**Problem to solve**
Where in the listing does the string "Ebenen" appear? Copy every line that holds it.

··· Data shown ···

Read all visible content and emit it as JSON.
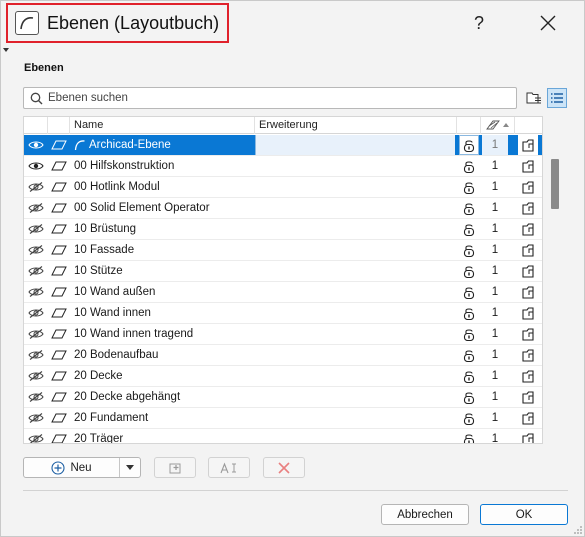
{
  "window": {
    "title": "Ebenen (Layoutbuch)",
    "help": "?"
  },
  "section": {
    "label": "Ebenen"
  },
  "search": {
    "placeholder": "Ebenen suchen"
  },
  "table": {
    "columns": {
      "name": "Name",
      "extension": "Erweiterung"
    },
    "rows": [
      {
        "name": "Archicad-Ebene",
        "visible": true,
        "num": "1",
        "selected": true
      },
      {
        "name": "00 Hilfskonstruktion",
        "visible": true,
        "num": "1"
      },
      {
        "name": "00 Hotlink Modul",
        "visible": false,
        "num": "1"
      },
      {
        "name": "00 Solid Element Operator",
        "visible": false,
        "num": "1"
      },
      {
        "name": "10 Brüstung",
        "visible": false,
        "num": "1"
      },
      {
        "name": "10 Fassade",
        "visible": false,
        "num": "1"
      },
      {
        "name": "10 Stütze",
        "visible": false,
        "num": "1"
      },
      {
        "name": "10 Wand außen",
        "visible": false,
        "num": "1"
      },
      {
        "name": "10 Wand innen",
        "visible": false,
        "num": "1"
      },
      {
        "name": "10 Wand innen tragend",
        "visible": false,
        "num": "1"
      },
      {
        "name": "20 Bodenaufbau",
        "visible": false,
        "num": "1"
      },
      {
        "name": "20 Decke",
        "visible": false,
        "num": "1"
      },
      {
        "name": "20 Decke abgehängt",
        "visible": false,
        "num": "1"
      },
      {
        "name": "20 Fundament",
        "visible": false,
        "num": "1"
      },
      {
        "name": "20 Träger",
        "visible": false,
        "num": "1"
      }
    ]
  },
  "toolbar": {
    "new_label": "Neu"
  },
  "buttons": {
    "cancel": "Abbrechen",
    "ok": "OK"
  },
  "colors": {
    "accent": "#0a78d4",
    "highlight_border": "#e0212b"
  },
  "icons": [
    "app-icon",
    "help-icon",
    "close-icon",
    "search-icon",
    "folder-view-icon",
    "list-view-icon",
    "eye-icon",
    "eye-hidden-icon",
    "layer-icon",
    "lock-icon",
    "wireframe-icon",
    "add-icon",
    "new-layer-combination-icon",
    "rename-icon",
    "delete-icon"
  ]
}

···

**Problem solution**
    "title": "Ebenen (Layoutbuch)",
    "label": "Ebenen"
    "placeholder": "Ebenen suchen"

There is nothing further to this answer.